Carlin Edward Cornett, who was arrested at his Las Vegas home last month, is charged on July 31, 1974 with the murder of 22-year-old Christy Ellen Bryant.
He was extradited to San Diego and held in the downtown jail on Monday, according to county jail records. He remained in detention without bail after Wednesday’s arraignment.
Cornett faces eight years in state prison if convicted of murder, along with an alleged use of a knife in the murder. Although murder convictions currently carry a much higher potential sentence, Cornett incurs the sentence he would have received in 1974 under California law at the time.

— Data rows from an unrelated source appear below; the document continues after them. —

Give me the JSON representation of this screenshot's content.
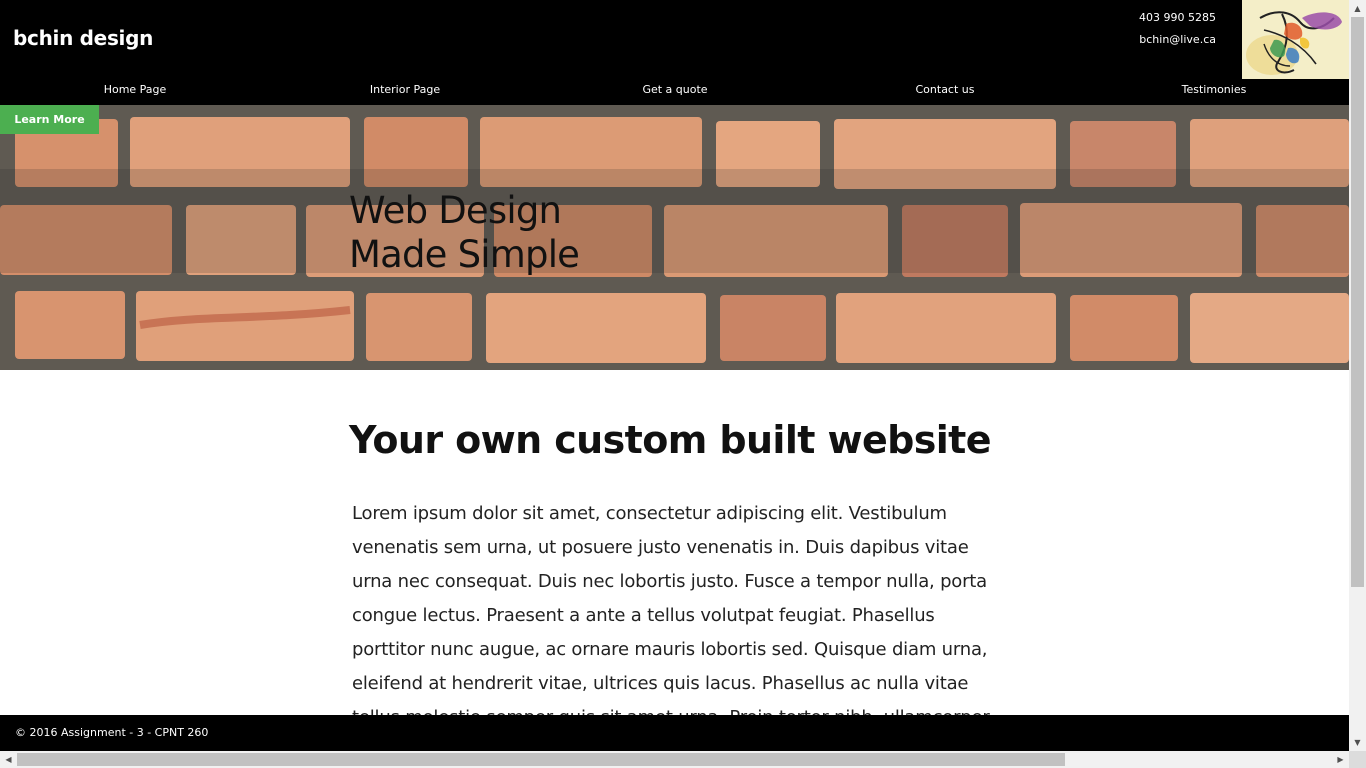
{
  "header": {
    "brand": "bchin design",
    "phone": "403 990 5285",
    "email": "bchin@live.ca"
  },
  "nav": {
    "items": [
      "Home Page",
      "Interior Page",
      "Get a quote",
      "Contact us",
      "Testimonies"
    ]
  },
  "hero": {
    "cta_label": "Learn More",
    "title_line1": "Web Design",
    "title_line2": "Made Simple"
  },
  "main": {
    "title": "Your own custom built website",
    "paragraph": "Lorem ipsum dolor sit amet, consectetur adipiscing elit. Vestibulum venenatis sem urna, ut posuere justo venenatis in. Duis dapibus vitae urna nec consequat. Duis nec lobortis justo. Fusce a tempor nulla, porta congue lectus. Praesent a ante a tellus volutpat feugiat. Phasellus porttitor nunc augue, ac ornare mauris lobortis sed. Quisque diam urna, eleifend at hendrerit vitae, ultrices quis lacus. Phasellus ac nulla vitae tellus molestie semper quis sit amet urna. Proin tortor nibh, ullamcorper et arcu feugiat."
  },
  "footer": {
    "text": "© 2016 Assignment - 3 - CPNT 260"
  },
  "colors": {
    "header_bg": "#000000",
    "accent_button": "#4caf50",
    "brick": "#d9926a",
    "mortar": "#5f5a52"
  },
  "icons": {
    "logo": "abstract-colorful-logo",
    "scroll_up": "arrow-up-icon",
    "scroll_down": "arrow-down-icon",
    "scroll_left": "arrow-left-icon",
    "scroll_right": "arrow-right-icon"
  }
}
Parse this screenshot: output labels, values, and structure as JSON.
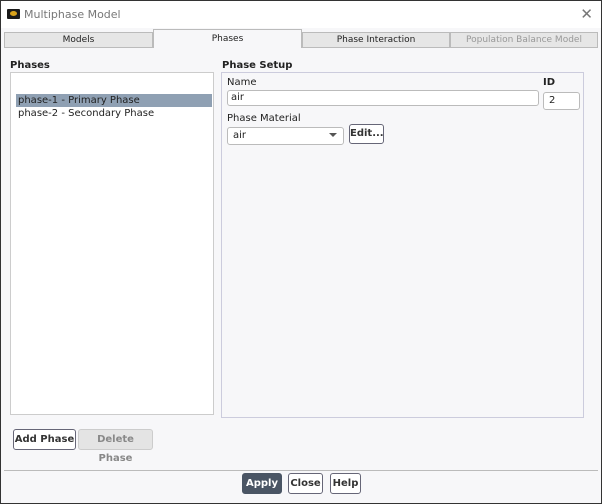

Bryant was stabbed to death while working alone in a 7-Eleven at 702 Highland Ave., according to National City Police. A Domino’s Pizza restaurant is there now.
The case turned cold after exhaustive law enforcement measures failed to identify the suspect, according to Lt. Derek Aydelotte of the National Town Police Department. However, officers at the time took blood samples from the suspect at the scene, even though DNA testing was not yet available, keeping the case in circulation for decades.
“Over the years, different NCPD detectives have looked into the case, but no solid leads have been developed,” Aydelotte said.
It wasn’t the first attempt by law enforcement to track down Bryant’s killer using DNA. In 2008, the blood sample was submitted to the San Diego Sheriff’s Department Crime Lab and Combined DNA Index System in hopes of finding the killer among a group of possible suspects.
“The DNA profile of evidence of blood remained in the system and was searched regularly without any results,” Aydelotte said.
Then, eight years after National City Police teamed up with the San Diego County District Attorney’s Office and after serious advancements in forensic technology, Cornett was identified through the work of an in-house genealogist from the Cold Homicide and Genealogy Research Effort, according to the district attorney’s office.